WHAT IS EXPECTED:
Read the data below line by line and copy each one with "уведомлениями" in it.

AVAILABLE DATA:
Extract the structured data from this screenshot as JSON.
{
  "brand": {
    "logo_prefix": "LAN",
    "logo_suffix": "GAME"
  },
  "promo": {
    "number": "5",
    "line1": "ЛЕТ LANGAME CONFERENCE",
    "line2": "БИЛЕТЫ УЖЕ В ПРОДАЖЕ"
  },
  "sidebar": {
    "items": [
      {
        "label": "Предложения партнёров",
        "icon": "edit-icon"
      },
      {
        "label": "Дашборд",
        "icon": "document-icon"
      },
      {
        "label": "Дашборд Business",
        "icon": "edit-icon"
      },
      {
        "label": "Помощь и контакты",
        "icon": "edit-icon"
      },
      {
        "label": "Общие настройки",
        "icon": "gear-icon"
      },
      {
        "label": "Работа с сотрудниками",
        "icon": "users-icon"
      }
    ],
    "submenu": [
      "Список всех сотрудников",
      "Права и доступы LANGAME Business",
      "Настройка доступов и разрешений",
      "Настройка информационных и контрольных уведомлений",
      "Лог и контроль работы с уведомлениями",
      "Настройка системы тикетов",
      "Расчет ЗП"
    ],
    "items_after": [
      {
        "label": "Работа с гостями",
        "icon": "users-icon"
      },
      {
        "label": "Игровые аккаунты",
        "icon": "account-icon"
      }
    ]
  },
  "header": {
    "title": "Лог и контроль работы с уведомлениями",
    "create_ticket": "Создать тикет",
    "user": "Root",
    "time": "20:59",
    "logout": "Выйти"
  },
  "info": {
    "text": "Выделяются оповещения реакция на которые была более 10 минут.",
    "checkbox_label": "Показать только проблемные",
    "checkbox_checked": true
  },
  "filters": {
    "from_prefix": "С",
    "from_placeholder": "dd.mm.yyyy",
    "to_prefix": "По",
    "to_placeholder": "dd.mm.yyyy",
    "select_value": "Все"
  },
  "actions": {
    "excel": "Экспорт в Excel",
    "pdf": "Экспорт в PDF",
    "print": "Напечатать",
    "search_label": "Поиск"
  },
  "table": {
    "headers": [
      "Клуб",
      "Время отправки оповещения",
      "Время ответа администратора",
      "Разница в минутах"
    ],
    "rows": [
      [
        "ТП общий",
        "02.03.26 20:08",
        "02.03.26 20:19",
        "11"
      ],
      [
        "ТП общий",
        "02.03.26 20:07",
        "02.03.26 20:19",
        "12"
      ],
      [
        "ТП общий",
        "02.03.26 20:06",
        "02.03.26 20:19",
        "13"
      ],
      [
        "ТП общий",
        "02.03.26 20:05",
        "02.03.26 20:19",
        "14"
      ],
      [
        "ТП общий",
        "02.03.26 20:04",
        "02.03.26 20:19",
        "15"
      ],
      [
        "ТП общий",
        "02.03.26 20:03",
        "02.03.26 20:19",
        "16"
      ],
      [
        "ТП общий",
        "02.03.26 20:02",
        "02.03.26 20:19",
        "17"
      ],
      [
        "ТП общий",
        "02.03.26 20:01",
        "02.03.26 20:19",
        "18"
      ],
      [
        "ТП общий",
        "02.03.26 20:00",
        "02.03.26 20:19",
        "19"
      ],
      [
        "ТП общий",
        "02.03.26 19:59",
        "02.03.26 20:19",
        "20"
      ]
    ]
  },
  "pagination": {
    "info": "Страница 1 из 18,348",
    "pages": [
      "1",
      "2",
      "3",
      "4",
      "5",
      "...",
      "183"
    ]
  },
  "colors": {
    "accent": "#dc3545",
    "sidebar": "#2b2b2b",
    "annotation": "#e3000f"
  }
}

WRITTEN ANSWER:
      "Лог и контроль работы с уведомлениями",
    "title": "Лог и контроль работы с уведомлениями",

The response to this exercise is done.